How Do We Even Consider Starting Over On A New Planet When We Can't Figure Out Our Own?

by Lauren Martin

We’ve finally done it. We’ve crossed barren landscapes, plodded craters and stepped on the moon. We’ve walked on meteors, seen the sun rise on the other side and touched the stars. We've traveled past the lithosphere, across the ionosphere and left the Earth's atmosphere at gaping speeds.

And now, now we’re going to colonize. We’re going to take people to Mars. We’re taking pioneers, explorers and anyone who just can’t stand to be on Earth for one more day.

We’re going to begin anew, start fresh and give ourselves another shot, another planet. We will be space people, aliens, citizens of Mars.
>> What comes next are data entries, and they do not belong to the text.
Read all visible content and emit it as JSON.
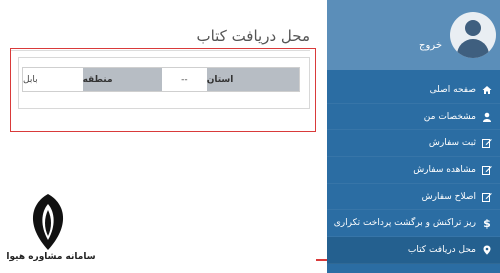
{
  "page": {
    "title": "محل دریافت کتاب"
  },
  "user": {
    "logout_label": "خروج"
  },
  "sidebar": {
    "items": [
      {
        "label": "صفحه اصلی",
        "icon": "home-icon"
      },
      {
        "label": "مشخصات من",
        "icon": "user-icon"
      },
      {
        "label": "ثبت سفارش",
        "icon": "edit-icon"
      },
      {
        "label": "مشاهده سفارش",
        "icon": "edit-icon"
      },
      {
        "label": "اصلاح سفارش",
        "icon": "edit-icon"
      },
      {
        "label": "ریز تراکنش و برگشت پرداخت تکراری",
        "icon": "dollar-icon"
      },
      {
        "label": "محل دریافت کتاب",
        "icon": "map-marker-icon"
      }
    ]
  },
  "location": {
    "province_label": "استان",
    "province_value": "--",
    "region_label": "منطقه",
    "region_value": "بابل"
  },
  "watermark": {
    "text": "سامانه مشاوره هیوا"
  },
  "colors": {
    "sidebar": "#2b6da3",
    "highlight": "#d93a3a",
    "header_cell": "#b7bdc4"
  }
}
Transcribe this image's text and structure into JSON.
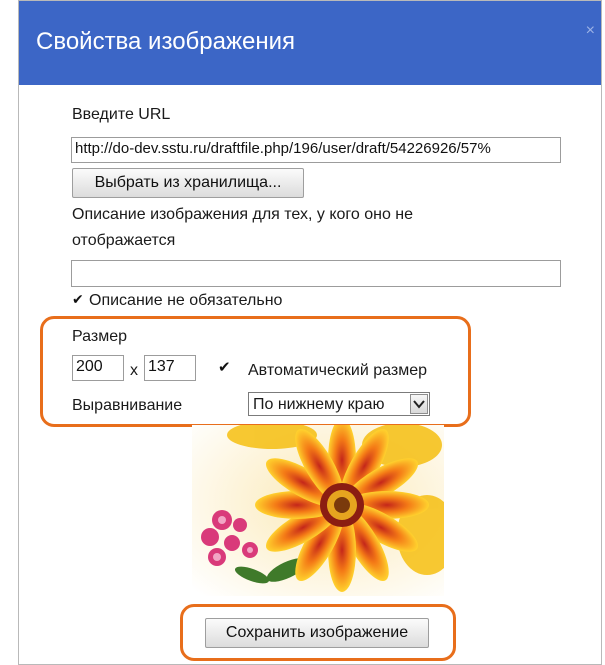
{
  "dialog": {
    "title": "Свойства изображения",
    "close_glyph": "×"
  },
  "url": {
    "label": "Введите URL",
    "value": "http://do-dev.sstu.ru/draftfile.php/196/user/draft/54226926/57%"
  },
  "browse_button_label": "Выбрать из хранилища...",
  "description": {
    "label_line1": "Описание изображения для тех, у кого оно не",
    "label_line2": "отображается",
    "value": ""
  },
  "description_optional": {
    "checked": true,
    "label": "Описание не обязательно"
  },
  "size": {
    "label": "Размер",
    "width": "200",
    "separator": "x",
    "height": "137",
    "auto_checked": true,
    "auto_label": "Автоматический размер"
  },
  "alignment": {
    "label": "Выравнивание",
    "selected": "По нижнему краю"
  },
  "save_button_label": "Сохранить изображение",
  "colors": {
    "title_bar": "#3c66c6",
    "highlight": "#e86e1b"
  }
}
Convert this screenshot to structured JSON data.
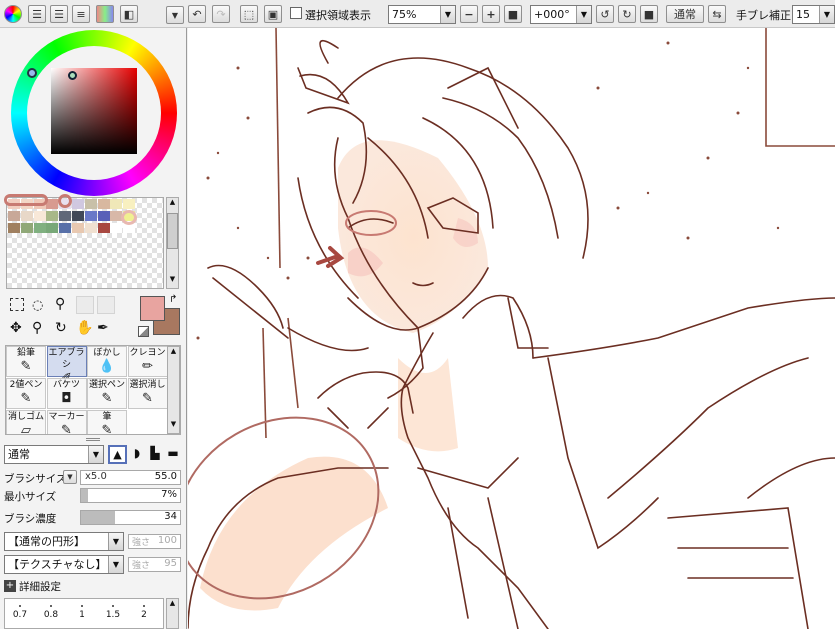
{
  "toolbar": {
    "selection_display_label": "選択領域表示",
    "zoom_value": "75%",
    "rotation_value": "+000°",
    "blend_mode": "通常",
    "stabilizer_label": "手ブレ補正",
    "stabilizer_value": "15"
  },
  "brush": {
    "mode": "通常",
    "size_label": "ブラシサイズ",
    "size_multiplier": "x5.0",
    "size_value": "55.0",
    "min_size_label": "最小サイズ",
    "min_size_value": "7%",
    "min_size_fraction": 0.07,
    "density_label": "ブラシ濃度",
    "density_value": "34",
    "density_fraction": 0.34,
    "shape_value": "【通常の円形】",
    "shape_strength_label": "強さ",
    "shape_strength_value": "100",
    "texture_value": "【テクスチャなし】",
    "texture_strength_label": "強さ",
    "texture_strength_value": "95",
    "advanced_label": "詳細設定",
    "presets": [
      "0.7",
      "0.8",
      "1",
      "1.5",
      "2"
    ]
  },
  "tools": [
    {
      "label": "鉛筆",
      "icon": "pencil-icon",
      "glyph": "✎"
    },
    {
      "label": "エアブラシ",
      "icon": "airbrush-icon",
      "glyph": "✐"
    },
    {
      "label": "ぼかし",
      "icon": "blur-icon",
      "glyph": "💧"
    },
    {
      "label": "クレヨン",
      "icon": "crayon-icon",
      "glyph": "✏"
    },
    {
      "label": "2値ペン",
      "icon": "binary-pen-icon",
      "glyph": "✎"
    },
    {
      "label": "バケツ",
      "icon": "bucket-icon",
      "glyph": "◘"
    },
    {
      "label": "選択ペン",
      "icon": "select-pen-icon",
      "glyph": "✎"
    },
    {
      "label": "選択消し",
      "icon": "select-erase-icon",
      "glyph": "✎"
    },
    {
      "label": "消しゴム",
      "icon": "eraser-icon",
      "glyph": "▱"
    },
    {
      "label": "マーカー",
      "icon": "marker-icon",
      "glyph": "✎"
    },
    {
      "label": "筆",
      "icon": "brush-icon",
      "glyph": "✎"
    }
  ],
  "colors": {
    "primary": "#e8a4a0",
    "secondary": "#a87860",
    "swatches": [
      "#f2cdbf",
      "#f3d6c6",
      "#f0c8b8",
      "#d89a90",
      "#e8e0f0",
      "#d0c8e0",
      "#c8c0a8",
      "#d8b8a0",
      "#f0e8b8",
      "#f8f0c0",
      "#c8a898",
      "#e8d8c8",
      "#f8e8d8",
      "#a8b888",
      "#606878",
      "#404858",
      "#6878c8",
      "#5860b8",
      "#d8b8a8",
      "#f0f090",
      "#a08060",
      "#90a878",
      "#80b080",
      "#78a878",
      "#5870a8",
      "#e8c8b0",
      "#f0e0d0",
      "#a84840",
      "#ffffff",
      "#ffffff"
    ]
  }
}
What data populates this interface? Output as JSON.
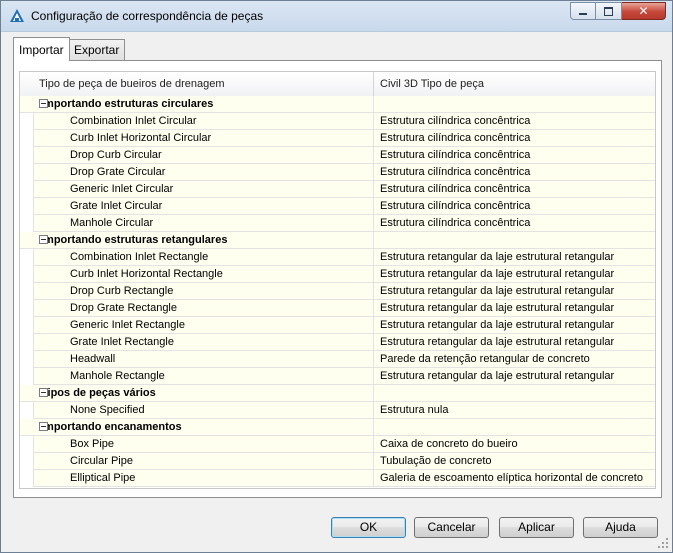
{
  "window": {
    "title": "Configuração de correspondência de peças"
  },
  "tabs": [
    {
      "label": "Importar",
      "active": true
    },
    {
      "label": "Exportar",
      "active": false
    }
  ],
  "grid": {
    "columns": [
      "Tipo de peça de bueiros de drenagem",
      "Civil 3D Tipo de peça"
    ],
    "groups": [
      {
        "label": "Importando estruturas circulares",
        "rows": [
          [
            "Combination Inlet Circular",
            "Estrutura cilíndrica concêntrica"
          ],
          [
            "Curb Inlet Horizontal Circular",
            "Estrutura cilíndrica concêntrica"
          ],
          [
            "Drop Curb Circular",
            "Estrutura cilíndrica concêntrica"
          ],
          [
            "Drop Grate Circular",
            "Estrutura cilíndrica concêntrica"
          ],
          [
            "Generic Inlet Circular",
            "Estrutura cilíndrica concêntrica"
          ],
          [
            "Grate Inlet Circular",
            "Estrutura cilíndrica concêntrica"
          ],
          [
            "Manhole Circular",
            "Estrutura cilíndrica concêntrica"
          ]
        ]
      },
      {
        "label": "Importando estruturas retangulares",
        "rows": [
          [
            "Combination Inlet Rectangle",
            "Estrutura retangular da laje estrutural retangular"
          ],
          [
            "Curb Inlet Horizontal Rectangle",
            "Estrutura retangular da laje estrutural retangular"
          ],
          [
            "Drop Curb Rectangle",
            "Estrutura retangular da laje estrutural retangular"
          ],
          [
            "Drop Grate Rectangle",
            "Estrutura retangular da laje estrutural retangular"
          ],
          [
            "Generic Inlet Rectangle",
            "Estrutura retangular da laje estrutural retangular"
          ],
          [
            "Grate Inlet Rectangle",
            "Estrutura retangular da laje estrutural retangular"
          ],
          [
            "Headwall",
            "Parede da retenção retangular de concreto"
          ],
          [
            "Manhole Rectangle",
            "Estrutura retangular da laje estrutural retangular"
          ]
        ]
      },
      {
        "label": "Tipos de peças vários",
        "rows": [
          [
            "None Specified",
            "Estrutura nula"
          ]
        ]
      },
      {
        "label": "Importando encanamentos",
        "rows": [
          [
            "Box Pipe",
            "Caixa de concreto do bueiro"
          ],
          [
            "Circular Pipe",
            "Tubulação de concreto"
          ],
          [
            "Elliptical Pipe",
            "Galeria de escoamento elíptica horizontal de concreto"
          ]
        ]
      }
    ]
  },
  "buttons": {
    "ok": "OK",
    "cancel": "Cancelar",
    "apply": "Aplicar",
    "help": "Ajuda"
  },
  "colors": {
    "row_background": "#fffff0",
    "accent": "#3c7fb1"
  }
}
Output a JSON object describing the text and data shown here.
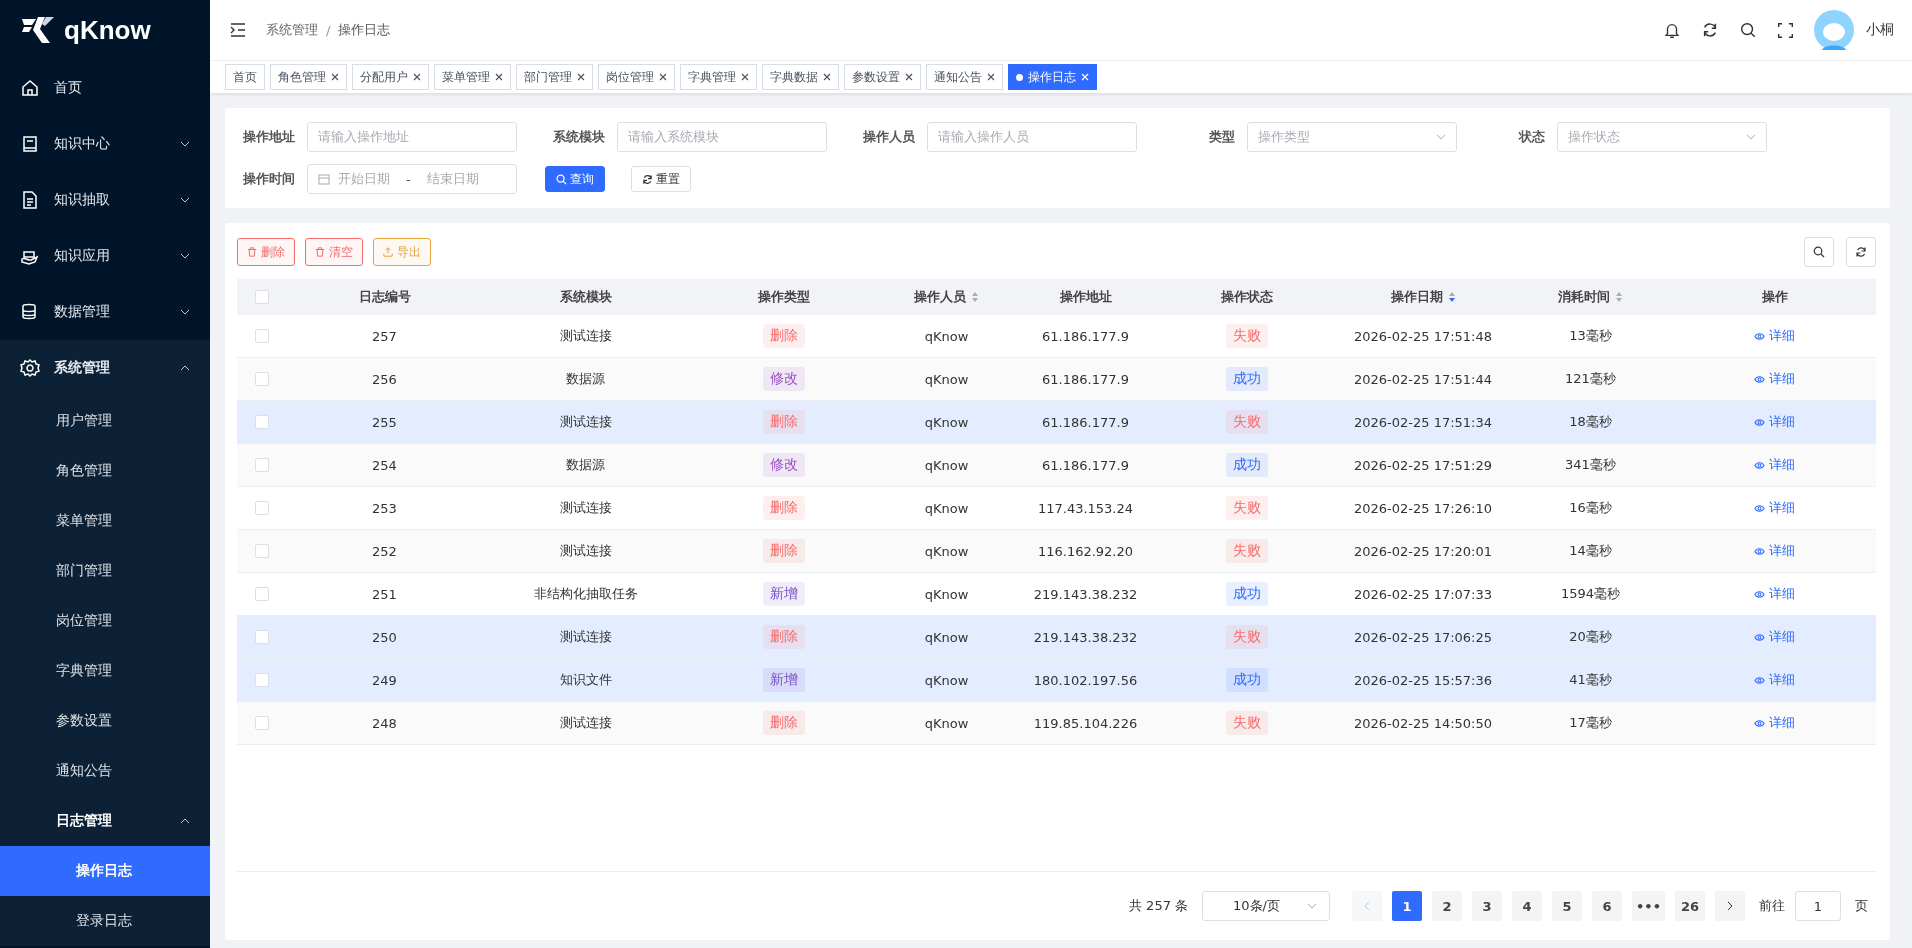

We will learn to live on the craters and the dust, with new sunrises and sunsets.

Yet amidst all the excitement and adventure, I must ask, why are we trying to start a new planet when we can’t even figure out our own?

Why are we going to inhabit another world, another chance at life, when we don’t know how to take care of this one? When did it become okay to destroy one planet then jump to the next? Why do we think we have the right to go to Mars when we don’t even know how to live on Earth?

We’ve not only destroyed the landscape of our mother planet, but killed our people, starved our children and murdered the innocent. We’ve enslaved our brothers and raped our sisters.

We’ve dropped bombs, mass produced guns and tortured our prisoners. But beyond the sheer destruction and killing, we’ve forgotten how to take care of our planet and one another on it.

We have 3 billion people living in poverty and nearly 1 billion people don’t know how to read. Over 1 billion people don’t have access to water and 2.6 billion lack basic sanitation; 2.2 million children die each year because they are not immunized, while 3.34 million are living with HIV/AIDS.

Meanwhile, the wealthiest 20 percent of the world account for 76.6 percent of total private consumption, and the poorest fifth, just 1.5 percent.

One of every two children lives in poverty and 640 million live without adequate shelter. There are 270 million people who live without access to health services and 121 million without education.

Half of the world’s wealthiest bodies are corporations and 1 percent of the revenue from weapon sales around the world could educate every child on Earth, yet we still have millions without access to education.

This doesn’t even scrape the surface of what we do to our own Earth, the terrain that shelters us and nourishes us. We’ve dumped oil and waste into our oceans, cut down billions of our trees every year and have filled the ground with our trash.

We’ve suffocated animals with our plastic bags and cut them with metal cans. We’ve put smog in the air and filth in our oceans, melted the glaciers and pumped the beaches with chemicals. We’ve wasted, polluted and destroyed the world that was given to us and now we want to do it to another one?

I understand that if this Earth is no longer inhabitable, we should try and find another place to live; however, before we do that, we must atone for our actions.

We must prove to ourselves, and one another, that we are worthy of trying again, that we’ve learned from our mistakes and understand how to begin anew, the right way.

Right now, I don’t think we’re there yet. I think we have a lot to learn before we can say that we’re ready for a second chance.

We have to figure out gun laws, prostitution, rape, murder and poverty. We must solve illiteracy and find a cure for AIDS. We have to figure out how to get water to people on Earth before somewhere as complicated and unknown as Mars.

We have to learn how to control overpopulation and crowding and understand the causes for Alzheimer’s and cancer. We need to stop the bullying and the misogyny, the hate and the racism. We need to learn to live together as brother and sister, man and woman, citizen and citizen before we can ever live together, alien to alien.

Facts from, Photo Credit: Shutterstock